→ Problem description:
Exact copies of all entries are expected.

→ Task inputs:
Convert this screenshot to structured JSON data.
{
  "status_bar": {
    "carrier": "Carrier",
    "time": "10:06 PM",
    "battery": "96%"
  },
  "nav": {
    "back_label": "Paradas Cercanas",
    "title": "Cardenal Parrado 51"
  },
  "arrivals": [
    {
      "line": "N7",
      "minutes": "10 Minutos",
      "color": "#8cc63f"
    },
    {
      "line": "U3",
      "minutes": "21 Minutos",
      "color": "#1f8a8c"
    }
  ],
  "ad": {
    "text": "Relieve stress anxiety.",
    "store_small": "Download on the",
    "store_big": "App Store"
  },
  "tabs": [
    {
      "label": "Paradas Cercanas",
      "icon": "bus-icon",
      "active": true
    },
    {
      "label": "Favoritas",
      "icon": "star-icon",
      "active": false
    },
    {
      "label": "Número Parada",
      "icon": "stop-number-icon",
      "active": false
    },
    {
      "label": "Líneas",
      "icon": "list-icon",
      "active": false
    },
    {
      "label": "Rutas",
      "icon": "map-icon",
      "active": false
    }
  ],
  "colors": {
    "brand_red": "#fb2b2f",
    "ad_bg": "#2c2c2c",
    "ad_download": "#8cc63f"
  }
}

→ Task solution:
Convert this screenshot to structured JSON data.
{
  "status_bar": {
    "carrier": "Carrier",
    "time": "10:06 PM",
    "battery": "96%"
  },
  "nav": {
    "back_label": "Paradas Cercanas",
    "title": "Cardenal Parrado 51"
  },
  "arrivals": [
    {
      "line": "N7",
      "minutes": "10 Minutos",
      "color": "#8cc63f"
    },
    {
      "line": "U3",
      "minutes": "21 Minutos",
      "color": "#1f8a8c"
    }
  ],
  "ad": {
    "text": "Relieve stress anxiety.",
    "store_small": "Download on the",
    "store_big": "App Store"
  },
  "tabs": [
    {
      "label": "Paradas Cercanas",
      "icon": "bus-icon",
      "active": true
    },
    {
      "label": "Favoritas",
      "icon": "star-icon",
      "active": false
    },
    {
      "label": "Número Parada",
      "icon": "stop-number-icon",
      "active": false
    },
    {
      "label": "Líneas",
      "icon": "list-icon",
      "active": false
    },
    {
      "label": "Rutas",
      "icon": "map-icon",
      "active": false
    }
  ],
  "colors": {
    "brand_red": "#fb2b2f",
    "ad_bg": "#2c2c2c",
    "ad_download": "#8cc63f"
  }
}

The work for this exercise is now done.